Implementation details aside, SB 253 will have an impact not just on large corporations, but also the small and medium-sized companies that comprise the broader business environment. Not only will this regulation create indirect pressure on smaller companies to disclose emissions to remain competitive, but large corporations may exert direct influence on companies in their supply chain to reduce emissions.  

California’s economy is the biggest contributor to U.S. GDP of any state, and it has had an influence on shaping climate regulations globally and nationally. Other states may soon follow in California’s footsteps: New York, Washington, and Illinois have begun to consider similar requirements.

European Union 

The EU’s Corporate Sustainability Reporting Directive (CSRD) guidelines came into force in 2023, with emissions and sustainability reporting mandated in 2024 for EU companies with more than 500 employees.

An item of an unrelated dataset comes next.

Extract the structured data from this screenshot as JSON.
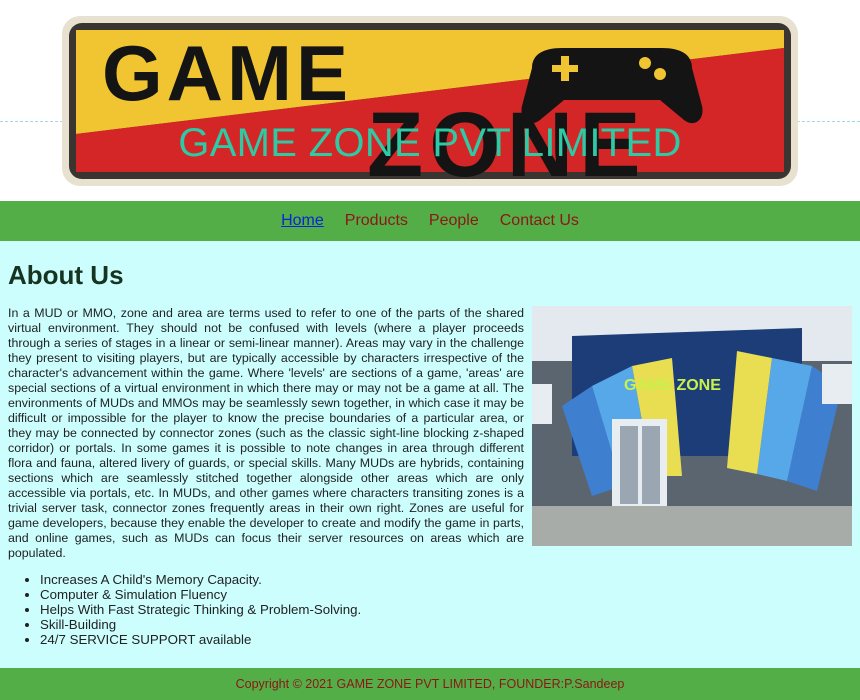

Other entity types will be phased in over time from 2025 to 2028.

The CSRD is a significant change to sustainability reporting standards in Europe and expands the pool of companies that will be required to report. The European Commission describes these revisions as necessary to “create a culture of greater public accountability.” This framework is generally agreed to be the most advanced emissions reporting regulation in the world.  

Notably, subsidiaries of parent companies based outside of the EU must also report under these guidelines – meaning the EU regulations will cover a large portion of the global economy.  

Moving toward a stronger disclosure environment 

The business imperative to track and disclose emissions does not hinge on the success of any one regulatory measure, and the world is clearly moving toward enhanced disclosure requirements. It is crucial for companies of all sizes to take steps toward understanding their emissions footprint and developing strategies to reducing their environmental impact. BMO’s Climate Smart is a tool to help companies track their own emissions and understand where they come from so they can take more effective action and potentially reduce costs while staying compliant.

For large corporations, disclosures are increasingly mandated, but the cascading effect for small and medium-sized enterprises should not be overlooked. Suppliers and vendors to larger corporations will increasingly need to communicate that they are aligned with these organizations’ climate goals, and that they can be a strong business partner beyond the supply of goods and services.